London calling to the faraway towns.
Now war is declared, and battle come down.
The night after the bombs went off, seven days ago, I went up town in the evening to see how things were. I live about fifteen minutes walk from Kings Cross. That district, and Russell Square where two of the other bombs exploded, are part of my regular beat.
I knew from previous experience of London under bombs that it was best to stay indoors all day and watch it on TV. The city goes into rigid lockdown in times of trauma and you can never get anywhere. A thaw of sorts came into effect around 9pm. The buses were back on but the Tube was totally switched off.
The atmosphere was rancid in the city centre. Gigs like Sum 41 at the Astoria were cancelled; the supermarkets were all closed down. The streets were virtually deserted and cold dank rain was falling. The only premises open were the more disreputable takeaway food joints and bars in which small groups of people were drinking heavily. There was none of the bounce for which the city is, legitimately, famous.
London was not overjoyed to be awarded the Olympics the day before the bombs went off. Most Londoners either dread the thing or are indifferent to it. The government and the athletics establishment bussed in a load of athletics freaks and local yokels to give the TV impression, in Trafalgar Square, that the "nation" was rejoicing.
Now the same elements are saying that London is grief-stricken but stern and resolute in the face of terrorism. Londoners are worried they're about to get blown up, they're sorry for the dead people and their families, but many of them are otherwise indifferent. An Italian photographer spoke for many foreigners living in the city full of foreigners when he said to me, "What can you expect? When you hit somebody they hit you back."
I went to the celebration of the end of WWII on The Mall last Sunday, The Royal Family was on display - I went because all these ancient 1940s bombers and planes were doing a flypast. The old timers who fought the War (perhaps the last major conflict fought for a just cause) are now in a very sad state, wheelchairs and walking sticks. About 30% of them were ship shape and Bristol fashion, to use a phrase they'd understand. As we made to leave, they played a song called London Pride by Noel Coward through the PA. It was an attractive song but spoke of a confident, very English, London which no longer exists.
The Queen, for the first time since I moved to London, is now talking and acting like a wartime monarch.
When I got home I put on London Calling by The Clash, a band I've sort of gone off over the years. Joe Strummer sang, "And you know what they said?
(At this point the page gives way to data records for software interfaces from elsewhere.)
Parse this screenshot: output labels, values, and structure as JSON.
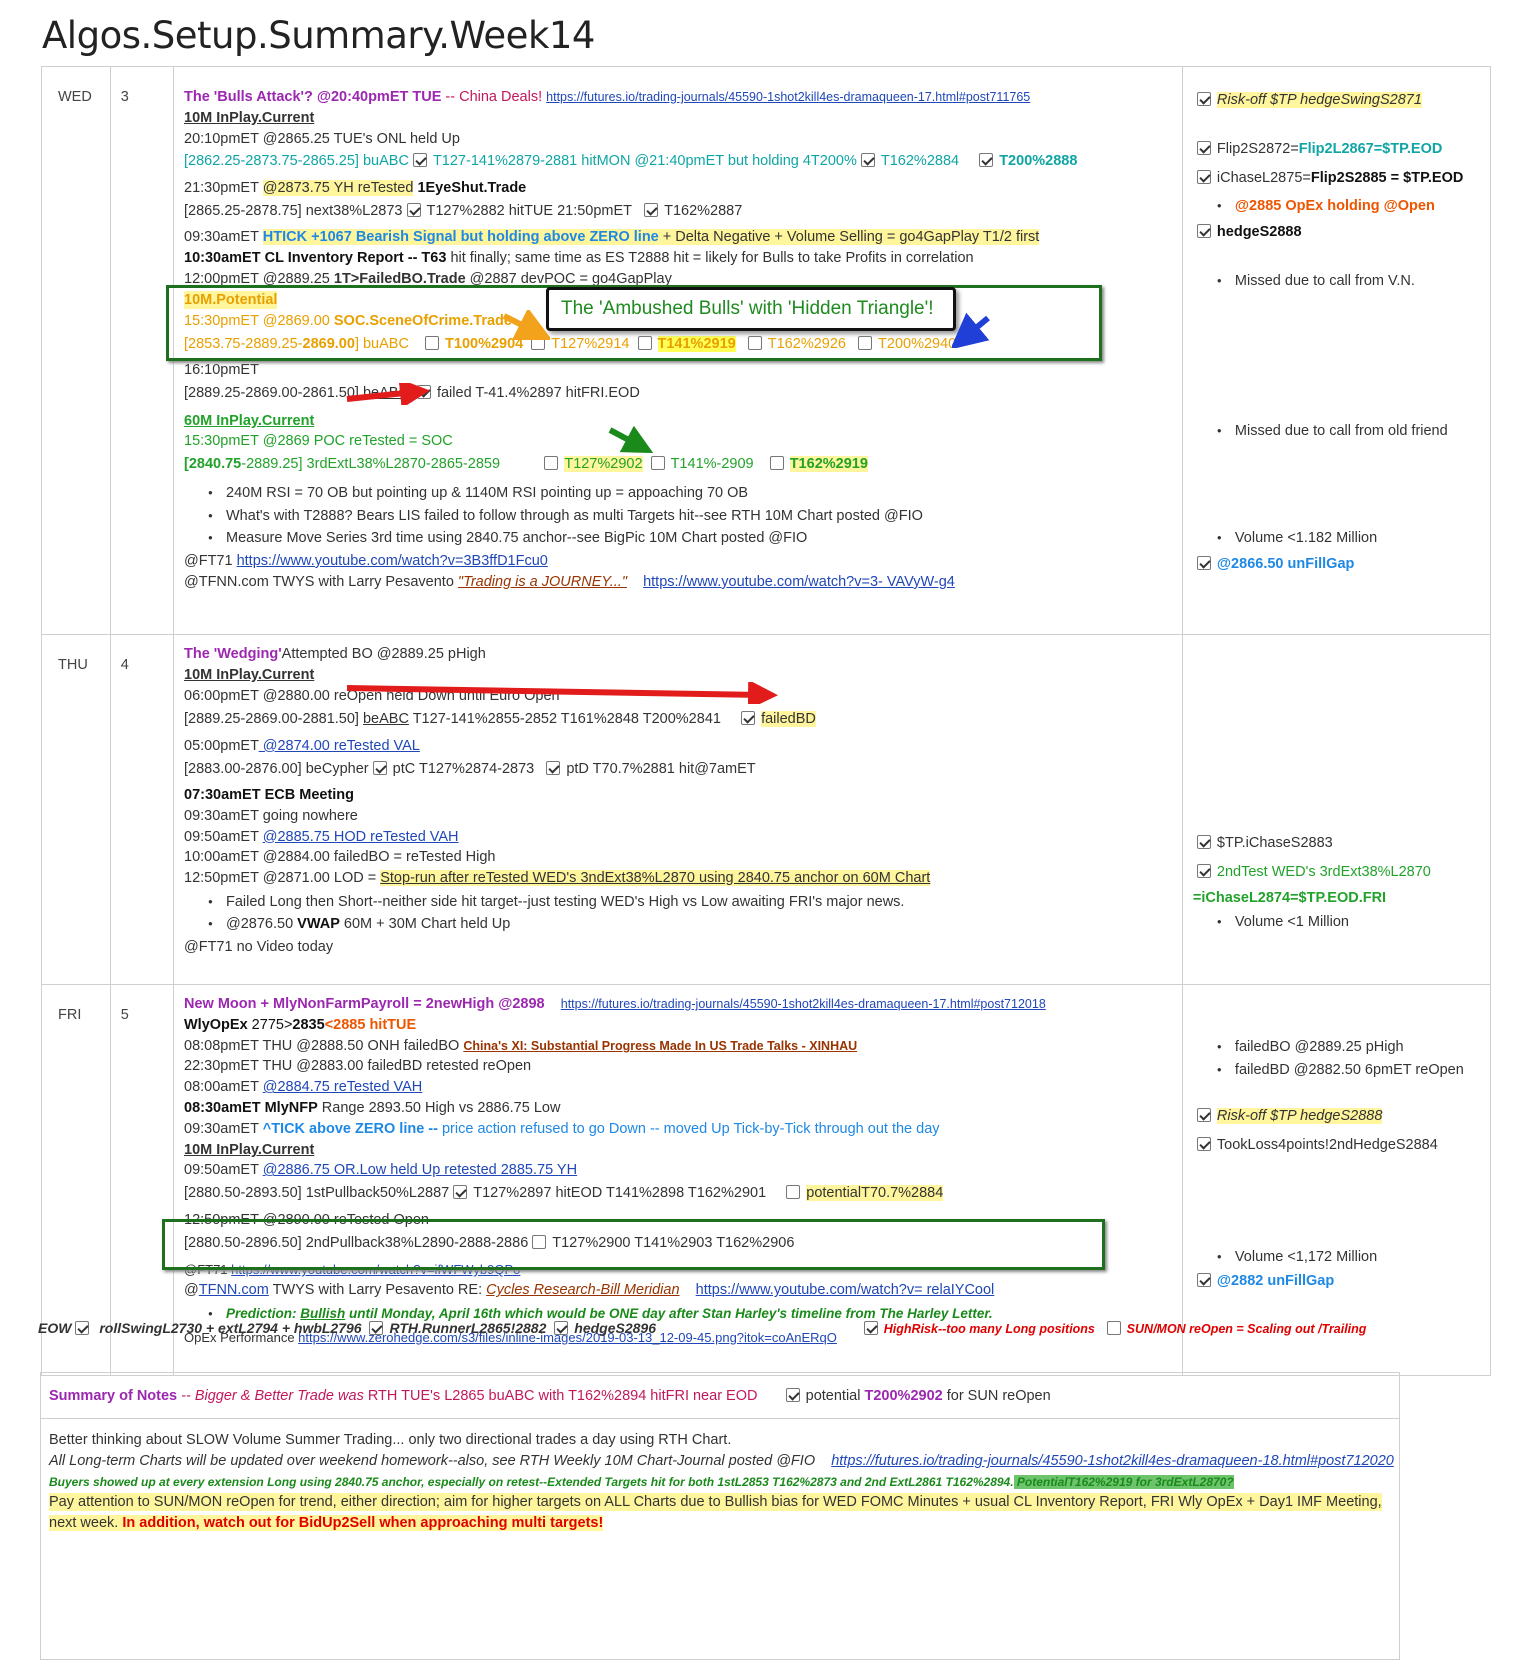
{
  "page_title": "Algos.Setup.Summary.Week14",
  "wed": {
    "day": "WED",
    "num": "3",
    "title_prefix": "The 'Bulls Attack'? @20:40pmET TUE",
    "title_suffix": " -- China Deals! ",
    "title_link": "https://futures.io/trading-journals/45590-1shot2kill4es-dramaqueen-17.html#post711765",
    "inplay_10m": "10M InPlay.Current",
    "l1": "20:10pmET @2865.25 TUE's ONL held Up",
    "l2a": "[2862.25-2873.75-2865.25] buABC",
    "l2b": "T127-141%2879-2881 hitMON @21:40pmET but holding 4T200%",
    "l2c": "T162%2884",
    "l2d": "T200%2888",
    "l3a": "21:30pmET ",
    "l3b": "@2873.75 YH reTested",
    "l3c": " 1EyeShut.Trade",
    "l4a": "[2865.25-2878.75] next38%L2873",
    "l4b": "T127%2882 hitTUE 21:50pmET",
    "l4c": "T162%2887",
    "l5a": "09:30amET ",
    "l5b": "HTICK +1067 Bearish Signal but holding above ZERO line",
    "l5c": "  + Delta Negative + Volume Selling = go4GapPlay T1/2 first",
    "l6a": "10:30amET CL Inventory Report --  T63",
    "l6b": " hit finally; same time as ES T2888 hit = likely for Bulls  to take Profits in correlation",
    "l7a": "12:00pmET @2889.25 ",
    "l7b": "1T>FailedBO.Trade",
    "l7c": " @2887 devPOC = go4GapPlay",
    "pot_title": "10M.Potential",
    "pot1a": "15:30pmET @2869.00 ",
    "pot1b": "SOC.SceneOfCrime.Trade",
    "pot2a": "[2853.75-2889.25-",
    "pot2b": "2869.00",
    "pot2c": "] buABC",
    "pot2d": "T100%2904",
    "pot2e": "T127%2914",
    "pot2f": "T141%2919",
    "pot2g": "T162%2926",
    "pot2h": "T200%2940",
    "callout": "The 'Ambushed Bulls' with 'Hidden Triangle'!",
    "l8": "16:10pmET",
    "l9a": "[2889.25-2869.00-2861.50] ",
    "l9b": "beABC",
    "l9c": "failed T-41.4%2897 hitFRI.EOD",
    "inplay_60m": "60M InPlay.Current",
    "l10": "15:30pmET @2869 POC reTested = SOC",
    "l11a": "[2840.75",
    "l11b": "-2889.25] 3rdExtL38%L2870-2865-2859",
    "l11c": "T127%2902",
    "l11d": "T141%-2909",
    "l11e": "T162%2919",
    "b1": "240M RSI = 70 OB but pointing up & 1140M RSI pointing up = appoaching 70 OB",
    "b2": "What's with T2888? Bears LIS failed to follow through as multi Targets hit--see RTH 10M Chart posted @FIO",
    "b3": "Measure Move Series 3rd time using 2840.75 anchor--see BigPic 10M Chart posted @FIO",
    "ft71": "@FT71  ",
    "ft71_link": "https://www.youtube.com/watch?v=3B3ffD1Fcu0",
    "tfnn": "@TFNN.com TWYS with Larry Pesavento ",
    "tfnn_quote": "\"Trading is a JOURNEY...\"",
    "tfnn_link": "https://www.youtube.com/watch?v=3- VAVyW-g4",
    "side": {
      "s1": "Risk-off $TP hedgeSwingS2871",
      "s2a": "Flip2S2872=",
      "s2b": "Flip2L2867=$TP.EOD",
      "s3a": "iChaseL2875=",
      "s3b": "Flip2S2885",
      "s3c": " = $TP.EOD",
      "s4": "@2885 OpEx holding @Open",
      "s5": "hedgeS2888",
      "s6": "Missed due to call from V.N.",
      "s7": "Missed due to call from old friend",
      "s8": "Volume <1.182 Million",
      "s9": "@2866.50 unFillGap"
    }
  },
  "thu": {
    "day": "THU",
    "num": "4",
    "title_a": "The 'Wedging'",
    "title_b": "Attempted BO @2889.25 pHigh",
    "inplay_10m": "10M InPlay.Current",
    "l1": "06:00pmET @2880.00 reOpen held Down until Euro Open",
    "l2a": "[2889.25-2869.00-2881.50] ",
    "l2b": "beABC",
    "l2c": "    T127-141%2855-2852    T161%2848    T200%2841",
    "l2d": "failedBD",
    "l3a": "05:00pmET",
    "l3b": " @2874.00 reTested VAL",
    "l4a": "[2883.00-2876.00] beCypher",
    "l4b": "ptC T127%2874-2873",
    "l4c": "ptD T70.7%2881 hit@7amET",
    "l5": "07:30amET ECB Meeting",
    "l6": "09:30amET going nowhere",
    "l7a": "09:50amET ",
    "l7b": "@2885.75 HOD reTested VAH ",
    "l8": "10:00amET @2884.00 failedBO =  reTested High",
    "l9a": "12:50pmET @2871.00 LOD = ",
    "l9b": "Stop-run after reTested WED's 3ndExt38%L2870 using 2840.75 anchor on 60M Chart",
    "b1": "Failed Long then Short--neither side hit target--just testing WED's High vs Low awaiting FRI's major news.",
    "b2a": "@2876.50 ",
    "b2b": "VWAP",
    "b2c": " 60M + 30M Chart held Up",
    "ft71": "@FT71  no Video today",
    "side": {
      "s1": "$TP.iChaseS2883",
      "s2": "2ndTest WED's 3rdExt38%L2870",
      "s3": "=iChaseL2874=$TP.EOD.FRI",
      "s4": "Volume <1 Million"
    }
  },
  "fri": {
    "day": "FRI",
    "num": "5",
    "title": "New Moon + MlyNonFarmPayroll = 2newHigh @2898",
    "title_link": "https://futures.io/trading-journals/45590-1shot2kill4es-dramaqueen-17.html#post712018",
    "l1a": "WlyOpEx",
    "l1b": " 2775>",
    "l1c": "2835",
    "l1d": "<2885 hitTUE",
    "l2a": "08:08pmET THU @2888.50 ONH failedBO ",
    "l2b": "China's XI: Substantial Progress Made In US Trade Talks - XINHAU",
    "l3": "22:30pmET THU @2883.00 failedBD retested reOpen",
    "l4a": "08:00amET ",
    "l4b": "@2884.75 reTested VAH",
    "l5a": "08:30amET MlyNFP",
    "l5b": " Range 2893.50 High vs 2886.75 Low",
    "l6a": "09:30amET ",
    "l6b": "^TICK above ZERO line --",
    "l6c": " price action refused to go Down -- moved Up Tick-by-Tick through out the day",
    "inplay_10m": "10M InPlay.Current",
    "l7a": "09:50amET ",
    "l7b": "@2886.75 OR.Low held Up retested 2885.75 YH",
    "l8a": "[2880.50-2893.50] 1stPullback50%L2887",
    "l8b": "T127%2897 hitEOD     T141%2898       T162%2901",
    "l8c": "potentialT70.7%2884",
    "l9": "12:50pmET @2890.00 reTested Open",
    "l10a": "[2880.50-2896.50] 2ndPullback38%L2890-2888-2886",
    "l10b": "T127%2900     T141%2903      T162%2906",
    "ft71": "@FT71     ",
    "ft71_link": "https://www.youtube.com/watch?v=ifWFWyb9QPo",
    "tfnn_a": "@",
    "tfnn_link1": "TFNN.com",
    "tfnn_b": " TWYS with Larry Pesavento RE:  ",
    "tfnn_quote": "Cycles Research-Bill Meridian",
    "tfnn_link2": "https://www.youtube.com/watch?v= relaIYCool",
    "pred_a": "Prediction:  ",
    "pred_b": "Bullish",
    "pred_c": " until Monday, April 16th which would be ONE day after Stan Harley's timeline from The Harley Letter.",
    "opex_a": "OpEx Performance ",
    "opex_link": "https://www.zerohedge.com/s3/files/inline-images/2019-03-13_12-09-45.png?itok=coAnERqO",
    "side": {
      "s1": "failedBO @2889.25 pHigh",
      "s2": "failedBD @2882.50 6pmET reOpen",
      "s3": "Risk-off $TP hedgeS2888",
      "s4": "TookLoss4points!2ndHedgeS2884",
      "s5": "Volume <1,172 Million",
      "s6": "@2882 unFillGap"
    }
  },
  "eow": {
    "label": "EOW",
    "i1": "rollSwingL2730",
    "i2": "  + extL2794 + hwbL2796",
    "i3": "RTH.RunnerL2865!2882",
    "i4": "hedgeS2896",
    "i5": "HighRisk--too many Long positions",
    "i6": "SUN/MON reOpen = Scaling out /Trailing"
  },
  "summary": {
    "title": "Summary of Notes",
    "head_a": "  -- Bigger & Better Trade was ",
    "head_b": " RTH TUE's L2865 buABC  with T162%2894 hitFRI near EOD",
    "head_c": "potential ",
    "head_d": "T200%2902",
    "head_e": " for SUN reOpen",
    "r1": "Better thinking about SLOW Volume Summer Trading... only two directional trades a day using RTH Chart.",
    "r2": "All Long-term Charts will be updated over weekend homework--also, see RTH Weekly 10M Chart-Journal posted @FIO",
    "r2_link": "https://futures.io/trading-journals/45590-1shot2kill4es-dramaqueen-18.html#post712020",
    "r3a": "Buyers showed up at every extension Long using 2840.75 anchor, especially on retest--Extended Targets hit for both 1stL2853 T162%2873 and 2nd ExtL2861 T162%2894.",
    "r3b": " PotentialT162%2919 for 3rdExtL2870?",
    "r4": "Pay attention to SUN/MON reOpen for trend, either direction; aim for higher targets on ALL Charts due to Bullish bias for WED FOMC Minutes + usual CL Inventory Report, FRI Wly OpEx + Day1 IMF Meeting,",
    "r5a": "next week.",
    "r5b": "  In addition, watch out for BidUp2Sell when approaching multi targets!"
  },
  "colors": {
    "purple": "#9c27b0",
    "teal": "#10a5a5",
    "orange": "#e8a000",
    "green": "#22a22a",
    "blue": "#1e88e5",
    "red": "#e00000",
    "highlight": "#fff59d",
    "box_border": "#1e6f1e"
  }
}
Well, some of it was true!"
Read Joe's portentous fictional account of an attack of Victoria Station, written in 2003, The Fatal Advantage. Originally published by Pulp Fiction Books in the UK.
Joe Ambrose has written 12 books, the most recent being Chelsea Hotel Manhattan and The Fenian Reader. He is currently writing a book about the Spanish Civil War.